By Jane Smith ; Updated September 21, 2017
Foxtail millet is an essential grain.

Often viewed as a weed, millet is an essential grain. It is fed as seed to captive and wild birds. Millet seed can be fed whole to poultry, while ground millet is used as a feed supplement for cattle. The stalks are used as hay or they can be cut and added to silage. Millet is a good source of magnesium, providing 24% of the U.S. Recommended Daily Allowance. The Alternative Field Crops Manual states that the various millet varieties grow best on loamy soils and do not tolerate extreme drought.

Cut and store any cover crop before working the area to be planted. Pull and mulch any weeds, adding them to your compost pile. Chop the soil with a toothed rake to provide aeration.

Broadcast millet by hand if the area to be planted is less than a quarter of an acre.
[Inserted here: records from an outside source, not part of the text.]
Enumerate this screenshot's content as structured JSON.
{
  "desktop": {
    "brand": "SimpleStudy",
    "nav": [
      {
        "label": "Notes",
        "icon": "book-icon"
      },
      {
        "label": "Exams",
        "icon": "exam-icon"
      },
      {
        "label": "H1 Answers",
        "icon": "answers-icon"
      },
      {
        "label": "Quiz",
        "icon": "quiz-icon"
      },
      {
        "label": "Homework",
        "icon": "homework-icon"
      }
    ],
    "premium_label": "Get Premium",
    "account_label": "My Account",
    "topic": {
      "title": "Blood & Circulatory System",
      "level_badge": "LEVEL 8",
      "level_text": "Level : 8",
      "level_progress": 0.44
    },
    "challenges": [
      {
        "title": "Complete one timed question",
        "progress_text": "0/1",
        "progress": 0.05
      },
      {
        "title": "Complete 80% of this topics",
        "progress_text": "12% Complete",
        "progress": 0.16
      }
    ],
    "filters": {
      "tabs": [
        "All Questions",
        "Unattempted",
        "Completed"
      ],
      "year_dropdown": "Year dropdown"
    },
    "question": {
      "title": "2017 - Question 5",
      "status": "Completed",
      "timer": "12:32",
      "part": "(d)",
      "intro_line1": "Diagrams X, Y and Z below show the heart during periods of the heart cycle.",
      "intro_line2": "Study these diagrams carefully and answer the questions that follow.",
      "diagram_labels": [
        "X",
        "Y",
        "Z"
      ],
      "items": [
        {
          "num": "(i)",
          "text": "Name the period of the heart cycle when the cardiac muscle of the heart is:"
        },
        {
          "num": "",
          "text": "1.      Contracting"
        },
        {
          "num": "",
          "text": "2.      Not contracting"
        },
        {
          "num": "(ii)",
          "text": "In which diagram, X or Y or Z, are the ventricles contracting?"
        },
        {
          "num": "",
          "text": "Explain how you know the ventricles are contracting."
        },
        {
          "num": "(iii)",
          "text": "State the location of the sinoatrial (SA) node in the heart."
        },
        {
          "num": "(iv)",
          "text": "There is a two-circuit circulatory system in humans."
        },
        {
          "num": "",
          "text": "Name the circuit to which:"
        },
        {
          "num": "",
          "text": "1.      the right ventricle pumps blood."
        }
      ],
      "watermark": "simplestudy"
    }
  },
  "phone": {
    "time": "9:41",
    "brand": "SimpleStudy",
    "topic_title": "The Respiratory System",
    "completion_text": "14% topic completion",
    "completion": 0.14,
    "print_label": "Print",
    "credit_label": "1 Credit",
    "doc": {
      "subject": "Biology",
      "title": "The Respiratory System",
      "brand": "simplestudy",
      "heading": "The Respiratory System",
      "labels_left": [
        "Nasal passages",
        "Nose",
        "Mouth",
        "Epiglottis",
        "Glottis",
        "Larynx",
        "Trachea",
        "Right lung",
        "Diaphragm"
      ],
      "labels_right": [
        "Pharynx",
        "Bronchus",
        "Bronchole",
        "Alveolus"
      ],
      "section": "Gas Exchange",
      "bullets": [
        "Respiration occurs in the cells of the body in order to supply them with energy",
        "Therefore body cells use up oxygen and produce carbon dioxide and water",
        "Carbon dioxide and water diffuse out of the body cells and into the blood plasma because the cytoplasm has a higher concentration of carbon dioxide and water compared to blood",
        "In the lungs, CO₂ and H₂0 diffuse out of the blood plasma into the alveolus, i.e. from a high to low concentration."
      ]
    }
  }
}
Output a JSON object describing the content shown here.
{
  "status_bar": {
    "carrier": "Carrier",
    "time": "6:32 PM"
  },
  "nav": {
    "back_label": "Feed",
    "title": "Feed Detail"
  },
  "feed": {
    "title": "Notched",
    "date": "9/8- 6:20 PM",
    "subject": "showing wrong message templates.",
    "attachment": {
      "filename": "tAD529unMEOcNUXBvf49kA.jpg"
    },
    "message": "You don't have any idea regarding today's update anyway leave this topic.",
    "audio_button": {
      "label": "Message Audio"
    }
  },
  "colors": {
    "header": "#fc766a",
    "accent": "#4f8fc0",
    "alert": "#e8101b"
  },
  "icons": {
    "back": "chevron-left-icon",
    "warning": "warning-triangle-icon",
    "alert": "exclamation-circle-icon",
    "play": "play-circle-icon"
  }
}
Use a grain drill for larger areas. The Alternative Field Crops Manual recommends sowing one inch deep, "...20 lb/acre, or 25 seeds/ft...for proso millet. Foxtail 2 millet should be sown at a rate of 15 lb/acre, or 75 seeds/ft."

Cover areas where you broadcast the seed with loose-weave burlap or contractor's fabric. Cover the edges of the fabric with soil and place stones, branches or other natural objects every two feet to keep the fabric in place.

Gentle spray prevents washouts.

Position one or more sprinklers to provide a gentle spray over the entire area just planted. Adjust water pressure to ensure that the sprinkler will not wash away your seed. Run sprinklers for one full minute.

Save your pie pans to chase away pests.

Drive stakes into the ground every six to eight feet throughout the seeded area. Tie aluminum pie pans to each stake using kitchen twine. This will help keep pests from eating the seed before it can sprout.


Things You Will Need

  • Toothed rake
  • Millet seed
  • Grain drill
  • Sprinkler with timer
  • Loose-weave burlap or contractors' fabric
  • Stones, branches and other natural objects
  • Wooden or metal stakes
  • Aluminum pie pans
  • Kitchen twine
  • Sharp knife or scissors


  • Avoid feeding millet hay to horses because it can cause lameness and affect kidney function.

About the Author


Jane Smith has provided educational support, served people with multiple challenges, managed up to nine employees and 86 independent contractors at a time, rescued animals, designed and repaired household items and completed a three-year metalworking apprenticeship. Smith's book, "Giving Him the Blues," was published in 2008. Smith received a Bachelor of Science in education from Kent State University in 1995.